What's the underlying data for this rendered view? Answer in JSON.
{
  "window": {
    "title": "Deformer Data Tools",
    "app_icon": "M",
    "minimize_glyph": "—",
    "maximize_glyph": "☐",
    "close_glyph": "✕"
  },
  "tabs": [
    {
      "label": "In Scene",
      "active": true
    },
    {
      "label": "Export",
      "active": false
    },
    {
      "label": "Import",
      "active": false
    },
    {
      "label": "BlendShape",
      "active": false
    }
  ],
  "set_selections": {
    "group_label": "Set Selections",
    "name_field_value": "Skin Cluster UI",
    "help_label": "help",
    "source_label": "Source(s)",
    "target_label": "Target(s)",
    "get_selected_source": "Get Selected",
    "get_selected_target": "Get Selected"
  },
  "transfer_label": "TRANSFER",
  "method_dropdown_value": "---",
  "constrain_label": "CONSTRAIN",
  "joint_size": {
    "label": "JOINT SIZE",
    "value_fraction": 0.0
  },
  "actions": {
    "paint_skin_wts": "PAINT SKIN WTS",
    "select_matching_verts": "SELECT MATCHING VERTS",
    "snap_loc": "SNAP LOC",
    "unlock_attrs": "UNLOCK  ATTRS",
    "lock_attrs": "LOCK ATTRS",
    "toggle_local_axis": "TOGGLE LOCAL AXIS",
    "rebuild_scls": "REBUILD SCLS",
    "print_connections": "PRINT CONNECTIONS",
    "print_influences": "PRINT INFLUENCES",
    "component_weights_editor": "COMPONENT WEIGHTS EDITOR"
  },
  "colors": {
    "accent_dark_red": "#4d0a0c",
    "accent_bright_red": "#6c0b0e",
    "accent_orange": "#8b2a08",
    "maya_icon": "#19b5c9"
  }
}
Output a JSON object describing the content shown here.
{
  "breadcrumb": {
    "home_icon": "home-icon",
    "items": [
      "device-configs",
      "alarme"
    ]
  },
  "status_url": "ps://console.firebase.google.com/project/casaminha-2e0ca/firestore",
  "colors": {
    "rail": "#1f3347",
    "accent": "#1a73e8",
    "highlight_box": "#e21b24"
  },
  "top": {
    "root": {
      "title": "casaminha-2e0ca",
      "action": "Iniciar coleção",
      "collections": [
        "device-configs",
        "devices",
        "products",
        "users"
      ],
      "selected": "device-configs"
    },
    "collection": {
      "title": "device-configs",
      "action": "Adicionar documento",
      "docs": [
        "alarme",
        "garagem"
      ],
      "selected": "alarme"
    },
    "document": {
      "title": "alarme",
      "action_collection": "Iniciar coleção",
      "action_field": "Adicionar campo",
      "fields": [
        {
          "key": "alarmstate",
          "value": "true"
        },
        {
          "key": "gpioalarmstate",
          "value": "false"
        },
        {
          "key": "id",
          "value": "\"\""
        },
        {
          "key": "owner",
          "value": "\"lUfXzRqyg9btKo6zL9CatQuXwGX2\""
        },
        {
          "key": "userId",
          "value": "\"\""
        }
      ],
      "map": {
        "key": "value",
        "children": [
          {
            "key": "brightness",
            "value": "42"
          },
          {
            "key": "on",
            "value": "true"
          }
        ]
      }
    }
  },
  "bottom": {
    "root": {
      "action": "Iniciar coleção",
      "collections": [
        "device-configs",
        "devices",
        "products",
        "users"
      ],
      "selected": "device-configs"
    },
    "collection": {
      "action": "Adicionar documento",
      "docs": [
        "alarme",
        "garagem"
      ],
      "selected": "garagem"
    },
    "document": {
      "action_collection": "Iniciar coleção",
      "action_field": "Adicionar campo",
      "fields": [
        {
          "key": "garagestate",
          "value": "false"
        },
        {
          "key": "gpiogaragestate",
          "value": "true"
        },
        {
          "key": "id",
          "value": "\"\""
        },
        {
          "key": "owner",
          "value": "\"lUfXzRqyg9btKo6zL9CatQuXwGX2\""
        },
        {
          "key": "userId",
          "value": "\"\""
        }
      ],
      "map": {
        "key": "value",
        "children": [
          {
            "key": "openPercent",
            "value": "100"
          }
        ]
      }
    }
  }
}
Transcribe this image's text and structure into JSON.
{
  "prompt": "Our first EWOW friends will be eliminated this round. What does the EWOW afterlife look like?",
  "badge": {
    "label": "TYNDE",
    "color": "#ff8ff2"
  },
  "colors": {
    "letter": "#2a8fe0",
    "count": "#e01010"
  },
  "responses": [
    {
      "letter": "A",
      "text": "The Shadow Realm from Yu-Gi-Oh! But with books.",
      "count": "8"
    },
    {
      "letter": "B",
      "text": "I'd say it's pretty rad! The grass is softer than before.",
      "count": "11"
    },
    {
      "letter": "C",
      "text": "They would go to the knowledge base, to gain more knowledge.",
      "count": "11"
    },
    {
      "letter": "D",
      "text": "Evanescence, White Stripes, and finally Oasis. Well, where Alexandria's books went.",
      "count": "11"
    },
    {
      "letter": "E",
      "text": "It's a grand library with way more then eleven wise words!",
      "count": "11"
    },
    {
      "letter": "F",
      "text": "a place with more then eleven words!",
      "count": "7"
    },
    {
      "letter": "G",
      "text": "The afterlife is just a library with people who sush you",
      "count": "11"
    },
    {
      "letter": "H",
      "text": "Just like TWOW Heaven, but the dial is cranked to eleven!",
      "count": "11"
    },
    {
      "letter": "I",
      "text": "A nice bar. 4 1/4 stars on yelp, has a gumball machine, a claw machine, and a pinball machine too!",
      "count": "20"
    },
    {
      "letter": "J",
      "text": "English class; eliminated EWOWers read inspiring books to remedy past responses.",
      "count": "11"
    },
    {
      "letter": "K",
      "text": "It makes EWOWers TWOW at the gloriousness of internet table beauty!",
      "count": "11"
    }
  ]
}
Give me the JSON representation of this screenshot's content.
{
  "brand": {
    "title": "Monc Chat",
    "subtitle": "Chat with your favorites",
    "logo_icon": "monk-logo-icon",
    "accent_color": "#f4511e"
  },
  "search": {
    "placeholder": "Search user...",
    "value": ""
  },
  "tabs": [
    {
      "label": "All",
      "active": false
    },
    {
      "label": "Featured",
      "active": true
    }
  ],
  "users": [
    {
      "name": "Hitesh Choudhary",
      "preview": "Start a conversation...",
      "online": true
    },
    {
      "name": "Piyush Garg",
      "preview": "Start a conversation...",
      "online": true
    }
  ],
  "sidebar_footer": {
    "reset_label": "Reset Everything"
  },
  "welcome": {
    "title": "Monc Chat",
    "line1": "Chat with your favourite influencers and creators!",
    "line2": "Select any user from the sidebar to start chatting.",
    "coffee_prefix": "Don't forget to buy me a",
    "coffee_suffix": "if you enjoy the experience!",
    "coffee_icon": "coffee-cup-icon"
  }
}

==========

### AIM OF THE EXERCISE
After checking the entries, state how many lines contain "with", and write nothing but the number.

### SOLUTION TO THE PROBLEM
6